What to produce: Could you find every line in the entries below that holds the word "subtitle" and copy it?

——

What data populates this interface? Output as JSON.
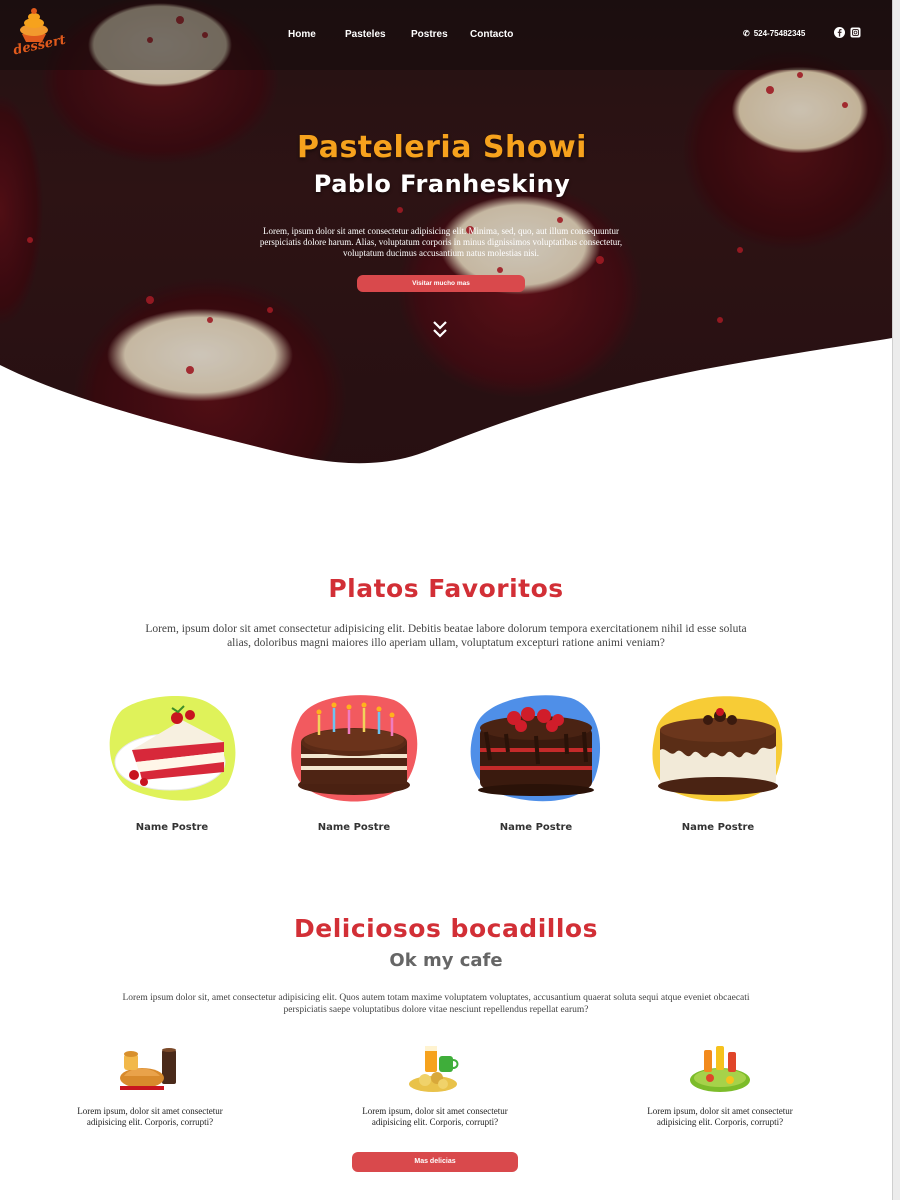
{
  "nav": {
    "links": [
      "Home",
      "Pasteles",
      "Postres",
      "Contacto"
    ],
    "phone": "524-75482345",
    "logo_text": "dessert"
  },
  "hero": {
    "title": "Pasteleria Showi",
    "subtitle": "Pablo Franheskiny",
    "text": "Lorem, ipsum dolor sit amet consectetur adipisicing elit. Minima, sed, quo, aut illum consequuntur perspiciatis dolore harum. Alias, voluptatum corporis in minus dignissimos voluptatibus consectetur, voluptatum ducimus accusantium natus molestias nisi.",
    "button": "Visitar mucho mas"
  },
  "favorites": {
    "title": "Platos Favoritos",
    "text": "Lorem, ipsum dolor sit amet consectetur adipisicing elit. Debitis beatae labore dolorum tempora exercitationem nihil id esse soluta alias, doloribus magni maiores illo aperiam ullam, voluptatum excepturi ratione animi veniam?",
    "items": [
      {
        "name": "Name Postre",
        "blob_color": "#dff25a"
      },
      {
        "name": "Name Postre",
        "blob_color": "#f25a5f"
      },
      {
        "name": "Name Postre",
        "blob_color": "#4f8fe8"
      },
      {
        "name": "Name Postre",
        "blob_color": "#f7cc36"
      }
    ]
  },
  "snacks": {
    "title": "Deliciosos bocadillos",
    "subtitle": "Ok my cafe",
    "text": "Lorem ipsum dolor sit, amet consectetur adipisicing elit. Quos autem totam maxime voluptatem voluptates, accusantium quaerat soluta sequi atque eveniet obcaecati perspiciatis saepe voluptatibus dolore vitae nesciunt repellendus repellat earum?",
    "items": [
      {
        "text": "Lorem ipsum, dolor sit amet consectetur adipisicing elit. Corporis, corrupti?"
      },
      {
        "text": "Lorem ipsum, dolor sit amet consectetur adipisicing elit. Corporis, corrupti?"
      },
      {
        "text": "Lorem ipsum, dolor sit amet consectetur adipisicing elit. Corporis, corrupti?"
      }
    ],
    "button": "Mas delicias"
  },
  "colors": {
    "accent": "#d9494c",
    "title_red": "#d22f36",
    "hero_title": "#f6a21d"
  }
}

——

Task response:
    "subtitle": "Pablo Franheskiny",
    "subtitle": "Ok my cafe",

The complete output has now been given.